Aim of the exercise: Skip the images and copy each record exactly as written.

Records for the exercise:
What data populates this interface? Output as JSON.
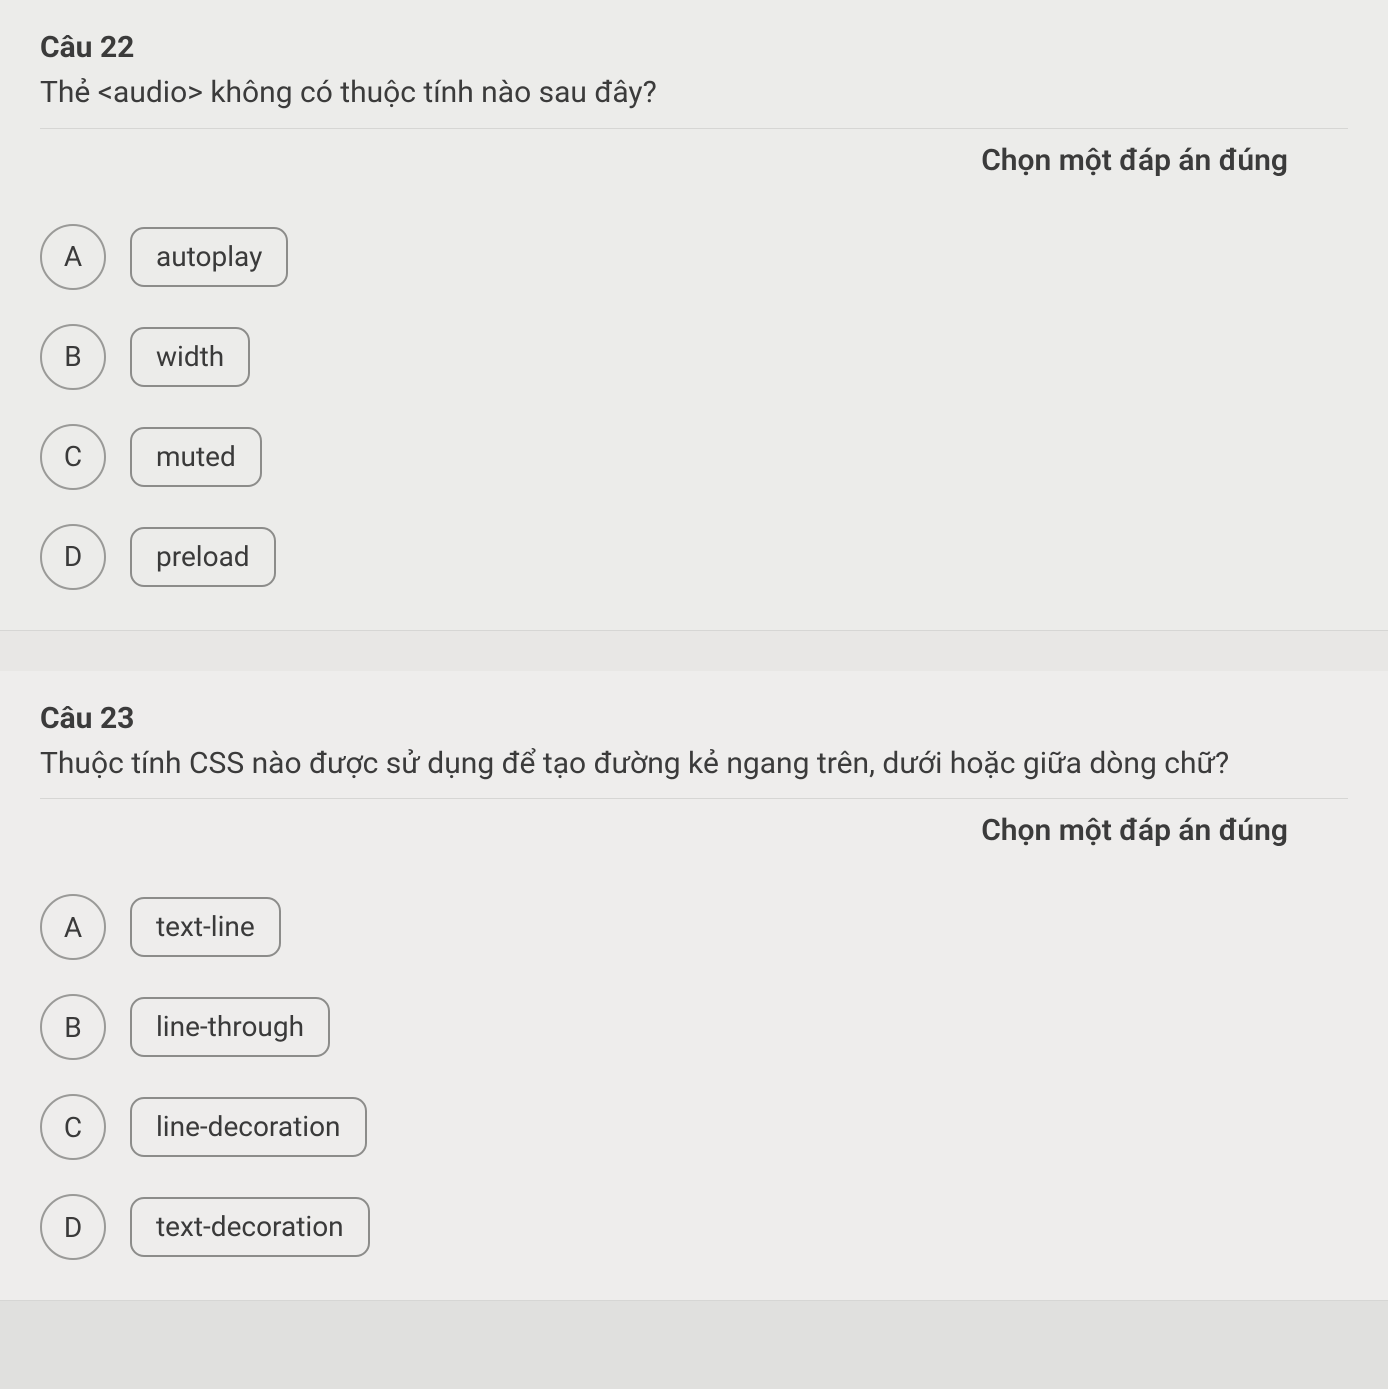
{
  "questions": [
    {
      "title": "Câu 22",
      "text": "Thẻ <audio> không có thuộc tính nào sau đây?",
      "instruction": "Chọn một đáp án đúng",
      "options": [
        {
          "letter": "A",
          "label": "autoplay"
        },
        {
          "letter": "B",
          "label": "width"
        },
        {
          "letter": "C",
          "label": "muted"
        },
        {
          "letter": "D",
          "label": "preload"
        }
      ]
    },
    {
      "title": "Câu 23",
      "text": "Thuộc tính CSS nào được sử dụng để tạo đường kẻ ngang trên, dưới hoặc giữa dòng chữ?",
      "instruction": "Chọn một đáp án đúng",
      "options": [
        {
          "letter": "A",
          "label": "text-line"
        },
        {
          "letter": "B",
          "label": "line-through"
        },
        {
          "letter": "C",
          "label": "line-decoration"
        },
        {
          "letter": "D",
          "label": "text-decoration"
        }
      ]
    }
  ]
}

Exercise result:
What data populates this interface? Output as JSON.
{
  "questions": [
    {
      "title": "Câu 22",
      "text": "Thẻ <audio> không có thuộc tính nào sau đây?",
      "instruction": "Chọn một đáp án đúng",
      "options": [
        {
          "letter": "A",
          "label": "autoplay"
        },
        {
          "letter": "B",
          "label": "width"
        },
        {
          "letter": "C",
          "label": "muted"
        },
        {
          "letter": "D",
          "label": "preload"
        }
      ]
    },
    {
      "title": "Câu 23",
      "text": "Thuộc tính CSS nào được sử dụng để tạo đường kẻ ngang trên, dưới hoặc giữa dòng chữ?",
      "instruction": "Chọn một đáp án đúng",
      "options": [
        {
          "letter": "A",
          "label": "text-line"
        },
        {
          "letter": "B",
          "label": "line-through"
        },
        {
          "letter": "C",
          "label": "line-decoration"
        },
        {
          "letter": "D",
          "label": "text-decoration"
        }
      ]
    }
  ]
}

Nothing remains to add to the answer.